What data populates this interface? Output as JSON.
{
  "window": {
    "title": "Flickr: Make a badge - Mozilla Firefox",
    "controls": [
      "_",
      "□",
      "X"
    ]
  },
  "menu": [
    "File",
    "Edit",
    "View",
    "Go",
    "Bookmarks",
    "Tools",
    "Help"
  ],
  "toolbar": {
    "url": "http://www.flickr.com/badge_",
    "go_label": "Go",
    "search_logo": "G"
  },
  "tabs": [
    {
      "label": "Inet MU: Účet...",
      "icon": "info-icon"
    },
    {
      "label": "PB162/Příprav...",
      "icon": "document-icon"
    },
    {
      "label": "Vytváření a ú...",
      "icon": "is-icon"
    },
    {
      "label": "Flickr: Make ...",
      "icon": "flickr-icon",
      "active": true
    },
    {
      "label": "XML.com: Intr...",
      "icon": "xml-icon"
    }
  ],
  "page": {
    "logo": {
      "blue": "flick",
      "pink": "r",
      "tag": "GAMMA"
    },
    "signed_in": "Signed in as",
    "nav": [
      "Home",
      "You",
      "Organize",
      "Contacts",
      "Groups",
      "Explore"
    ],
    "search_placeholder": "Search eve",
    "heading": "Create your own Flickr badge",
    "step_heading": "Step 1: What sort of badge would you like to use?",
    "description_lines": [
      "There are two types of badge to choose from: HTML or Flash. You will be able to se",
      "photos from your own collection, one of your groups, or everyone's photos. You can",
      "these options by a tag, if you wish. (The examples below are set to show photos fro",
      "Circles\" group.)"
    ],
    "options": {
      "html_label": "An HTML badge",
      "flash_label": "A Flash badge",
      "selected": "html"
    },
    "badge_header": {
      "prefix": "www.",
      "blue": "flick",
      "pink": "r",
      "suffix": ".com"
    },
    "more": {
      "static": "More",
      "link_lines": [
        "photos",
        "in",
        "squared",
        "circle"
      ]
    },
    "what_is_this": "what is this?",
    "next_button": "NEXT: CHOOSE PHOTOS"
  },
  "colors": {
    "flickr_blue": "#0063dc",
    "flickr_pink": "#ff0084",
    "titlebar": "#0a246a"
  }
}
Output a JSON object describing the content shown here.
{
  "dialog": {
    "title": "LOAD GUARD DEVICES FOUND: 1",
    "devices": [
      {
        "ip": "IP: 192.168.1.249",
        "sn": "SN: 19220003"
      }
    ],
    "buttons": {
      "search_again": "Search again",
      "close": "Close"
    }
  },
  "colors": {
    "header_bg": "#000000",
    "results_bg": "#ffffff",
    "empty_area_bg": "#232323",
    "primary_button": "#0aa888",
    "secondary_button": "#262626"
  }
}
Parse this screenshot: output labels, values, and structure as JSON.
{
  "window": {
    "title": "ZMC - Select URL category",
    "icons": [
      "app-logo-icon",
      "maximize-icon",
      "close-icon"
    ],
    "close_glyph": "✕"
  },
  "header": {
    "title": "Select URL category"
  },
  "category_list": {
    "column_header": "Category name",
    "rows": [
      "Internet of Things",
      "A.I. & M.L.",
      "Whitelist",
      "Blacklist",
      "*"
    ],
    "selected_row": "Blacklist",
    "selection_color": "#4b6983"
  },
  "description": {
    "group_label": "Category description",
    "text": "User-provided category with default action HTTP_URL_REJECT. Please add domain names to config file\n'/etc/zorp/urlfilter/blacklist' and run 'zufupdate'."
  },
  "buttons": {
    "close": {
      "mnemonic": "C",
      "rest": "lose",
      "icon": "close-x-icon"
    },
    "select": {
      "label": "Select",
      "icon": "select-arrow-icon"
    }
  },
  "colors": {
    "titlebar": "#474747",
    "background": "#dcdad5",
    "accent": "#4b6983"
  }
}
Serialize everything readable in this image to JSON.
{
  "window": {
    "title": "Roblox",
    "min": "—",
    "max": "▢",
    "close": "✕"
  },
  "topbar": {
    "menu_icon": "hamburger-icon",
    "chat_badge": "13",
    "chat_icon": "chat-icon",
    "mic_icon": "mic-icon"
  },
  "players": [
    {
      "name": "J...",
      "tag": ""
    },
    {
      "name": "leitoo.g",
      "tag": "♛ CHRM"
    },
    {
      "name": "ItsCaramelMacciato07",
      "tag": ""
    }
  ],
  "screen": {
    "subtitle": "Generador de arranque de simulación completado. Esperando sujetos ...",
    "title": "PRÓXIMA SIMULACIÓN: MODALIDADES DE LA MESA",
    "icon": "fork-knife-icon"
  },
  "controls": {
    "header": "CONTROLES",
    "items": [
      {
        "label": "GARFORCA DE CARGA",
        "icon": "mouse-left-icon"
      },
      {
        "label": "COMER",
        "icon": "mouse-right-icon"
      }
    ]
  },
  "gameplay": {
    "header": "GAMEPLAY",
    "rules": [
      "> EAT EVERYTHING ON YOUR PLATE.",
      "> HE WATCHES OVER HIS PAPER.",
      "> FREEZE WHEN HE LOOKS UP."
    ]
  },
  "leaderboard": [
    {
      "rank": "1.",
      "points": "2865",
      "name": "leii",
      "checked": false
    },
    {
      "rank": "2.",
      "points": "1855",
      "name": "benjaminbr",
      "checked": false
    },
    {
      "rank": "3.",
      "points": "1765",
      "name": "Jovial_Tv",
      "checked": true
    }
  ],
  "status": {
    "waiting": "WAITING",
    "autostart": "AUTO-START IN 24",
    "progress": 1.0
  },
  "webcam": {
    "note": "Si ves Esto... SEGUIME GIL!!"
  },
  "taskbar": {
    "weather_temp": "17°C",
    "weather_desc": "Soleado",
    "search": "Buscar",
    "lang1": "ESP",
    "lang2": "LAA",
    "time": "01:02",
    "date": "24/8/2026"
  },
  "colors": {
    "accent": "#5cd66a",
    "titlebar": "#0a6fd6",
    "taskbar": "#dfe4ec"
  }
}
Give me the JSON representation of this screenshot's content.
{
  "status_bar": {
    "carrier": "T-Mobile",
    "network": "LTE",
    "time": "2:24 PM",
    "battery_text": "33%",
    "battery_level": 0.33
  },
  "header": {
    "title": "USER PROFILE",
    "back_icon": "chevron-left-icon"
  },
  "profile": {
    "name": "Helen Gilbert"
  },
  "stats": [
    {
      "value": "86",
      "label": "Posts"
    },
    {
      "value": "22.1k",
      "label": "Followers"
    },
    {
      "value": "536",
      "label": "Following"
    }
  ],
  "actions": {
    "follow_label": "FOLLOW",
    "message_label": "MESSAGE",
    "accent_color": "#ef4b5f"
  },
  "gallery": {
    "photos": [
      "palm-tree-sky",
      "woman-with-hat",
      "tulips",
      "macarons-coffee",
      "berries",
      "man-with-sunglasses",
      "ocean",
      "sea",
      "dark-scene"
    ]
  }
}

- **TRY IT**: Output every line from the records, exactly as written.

- **ANSWER SECTION**:
What data populates this interface? Output as JSON.
{
  "window": {
    "title": "Flickr: Make a badge - Mozilla Firefox",
    "controls": [
      "_",
      "□",
      "X"
    ]
  },
  "menu": [
    "File",
    "Edit",
    "View",
    "Go",
    "Bookmarks",
    "Tools",
    "Help"
  ],
  "toolbar": {
    "url": "http://www.flickr.com/badge_",
    "go_label": "Go",
    "search_logo": "G"
  },
  "tabs": [
    {
      "label": "Inet MU: Účet...",
      "icon": "info-icon"
    },
    {
      "label": "PB162/Příprav...",
      "icon": "document-icon"
    },
    {
      "label": "Vytváření a ú...",
      "icon": "is-icon"
    },
    {
      "label": "Flickr: Make ...",
      "icon": "flickr-icon",
      "active": true
    },
    {
      "label": "XML.com: Intr...",
      "icon": "xml-icon"
    }
  ],
  "page": {
    "logo": {
      "blue": "flick",
      "pink": "r",
      "tag": "GAMMA"
    },
    "signed_in": "Signed in as",
    "nav": [
      "Home",
      "You",
      "Organize",
      "Contacts",
      "Groups",
      "Explore"
    ],
    "search_placeholder": "Search eve",
    "heading": "Create your own Flickr badge",
    "step_heading": "Step 1: What sort of badge would you like to use?",
    "description_lines": [
      "There are two types of badge to choose from: HTML or Flash. You will be able to se",
      "photos from your own collection, one of your groups, or everyone's photos. You can",
      "these options by a tag, if you wish. (The examples below are set to show photos fro",
      "Circles\" group.)"
    ],
    "options": {
      "html_label": "An HTML badge",
      "flash_label": "A Flash badge",
      "selected": "html"
    },
    "badge_header": {
      "prefix": "www.",
      "blue": "flick",
      "pink": "r",
      "suffix": ".com"
    },
    "more": {
      "static": "More",
      "link_lines": [
        "photos",
        "in",
        "squared",
        "circle"
      ]
    },
    "what_is_this": "what is this?",
    "next_button": "NEXT: CHOOSE PHOTOS"
  },
  "colors": {
    "flickr_blue": "#0063dc",
    "flickr_pink": "#ff0084",
    "titlebar": "#0a246a"
  }
}
Output a JSON object describing the content shown here.
{
  "dialog": {
    "title": "LOAD GUARD DEVICES FOUND: 1",
    "devices": [
      {
        "ip": "IP: 192.168.1.249",
        "sn": "SN: 19220003"
      }
    ],
    "buttons": {
      "search_again": "Search again",
      "close": "Close"
    }
  },
  "colors": {
    "header_bg": "#000000",
    "results_bg": "#ffffff",
    "empty_area_bg": "#232323",
    "primary_button": "#0aa888",
    "secondary_button": "#262626"
  }
}
Parse this screenshot: output labels, values, and structure as JSON.
{
  "window": {
    "title": "ZMC - Select URL category",
    "icons": [
      "app-logo-icon",
      "maximize-icon",
      "close-icon"
    ],
    "close_glyph": "✕"
  },
  "header": {
    "title": "Select URL category"
  },
  "category_list": {
    "column_header": "Category name",
    "rows": [
      "Internet of Things",
      "A.I. & M.L.",
      "Whitelist",
      "Blacklist",
      "*"
    ],
    "selected_row": "Blacklist",
    "selection_color": "#4b6983"
  },
  "description": {
    "group_label": "Category description",
    "text": "User-provided category with default action HTTP_URL_REJECT. Please add domain names to config file\n'/etc/zorp/urlfilter/blacklist' and run 'zufupdate'."
  },
  "buttons": {
    "close": {
      "mnemonic": "C",
      "rest": "lose",
      "icon": "close-x-icon"
    },
    "select": {
      "label": "Select",
      "icon": "select-arrow-icon"
    }
  },
  "colors": {
    "titlebar": "#474747",
    "background": "#dcdad5",
    "accent": "#4b6983"
  }
}
Serialize everything readable in this image to JSON.
{
  "window": {
    "title": "Roblox",
    "min": "—",
    "max": "▢",
    "close": "✕"
  },
  "topbar": {
    "menu_icon": "hamburger-icon",
    "chat_badge": "13",
    "chat_icon": "chat-icon",
    "mic_icon": "mic-icon"
  },
  "players": [
    {
      "name": "J...",
      "tag": ""
    },
    {
      "name": "leitoo.g",
      "tag": "♛ CHRM"
    },
    {
      "name": "ItsCaramelMacciato07",
      "tag": ""
    }
  ],
  "screen": {
    "subtitle": "Generador de arranque de simulación completado. Esperando sujetos ...",
    "title": "PRÓXIMA SIMULACIÓN: MODALIDADES DE LA MESA",
    "icon": "fork-knife-icon"
  },
  "controls": {
    "header": "CONTROLES",
    "items": [
      {
        "label": "GARFORCA DE CARGA",
        "icon": "mouse-left-icon"
      },
      {
        "label": "COMER",
        "icon": "mouse-right-icon"
      }
    ]
  },
  "gameplay": {
    "header": "GAMEPLAY",
    "rules": [
      "> EAT EVERYTHING ON YOUR PLATE.",
      "> HE WATCHES OVER HIS PAPER.",
      "> FREEZE WHEN HE LOOKS UP."
    ]
  },
  "leaderboard": [
    {
      "rank": "1.",
      "points": "2865",
      "name": "leii",
      "checked": false
    },
    {
      "rank": "2.",
      "points": "1855",
      "name": "benjaminbr",
      "checked": false
    },
    {
      "rank": "3.",
      "points": "1765",
      "name": "Jovial_Tv",
      "checked": true
    }
  ],
  "status": {
    "waiting": "WAITING",
    "autostart": "AUTO-START IN 24",
    "progress": 1.0
  },
  "webcam": {
    "note": "Si ves Esto... SEGUIME GIL!!"
  },
  "taskbar": {
    "weather_temp": "17°C",
    "weather_desc": "Soleado",
    "search": "Buscar",
    "lang1": "ESP",
    "lang2": "LAA",
    "time": "01:02",
    "date": "24/8/2026"
  },
  "colors": {
    "accent": "#5cd66a",
    "titlebar": "#0a6fd6",
    "taskbar": "#dfe4ec"
  }
}
Give me the JSON representation of this screenshot's content.
{
  "status_bar": {
    "carrier": "T-Mobile",
    "network": "LTE",
    "time": "2:24 PM",
    "battery_text": "33%",
    "battery_level": 0.33
  },
  "header": {
    "title": "USER PROFILE",
    "back_icon": "chevron-left-icon"
  },
  "profile": {
    "name": "Helen Gilbert"
  },
  "stats": [
    {
      "value": "86",
      "label": "Posts"
    },
    {
      "value": "22.1k",
      "label": "Followers"
    },
    {
      "value": "536",
      "label": "Following"
    }
  ],
  "actions": {
    "follow_label": "FOLLOW",
    "message_label": "MESSAGE",
    "accent_color": "#ef4b5f"
  },
  "gallery": {
    "photos": [
      "palm-tree-sky",
      "woman-with-hat",
      "tulips",
      "macarons-coffee",
      "berries",
      "man-with-sunglasses",
      "ocean",
      "sea",
      "dark-scene"
    ]
  }
}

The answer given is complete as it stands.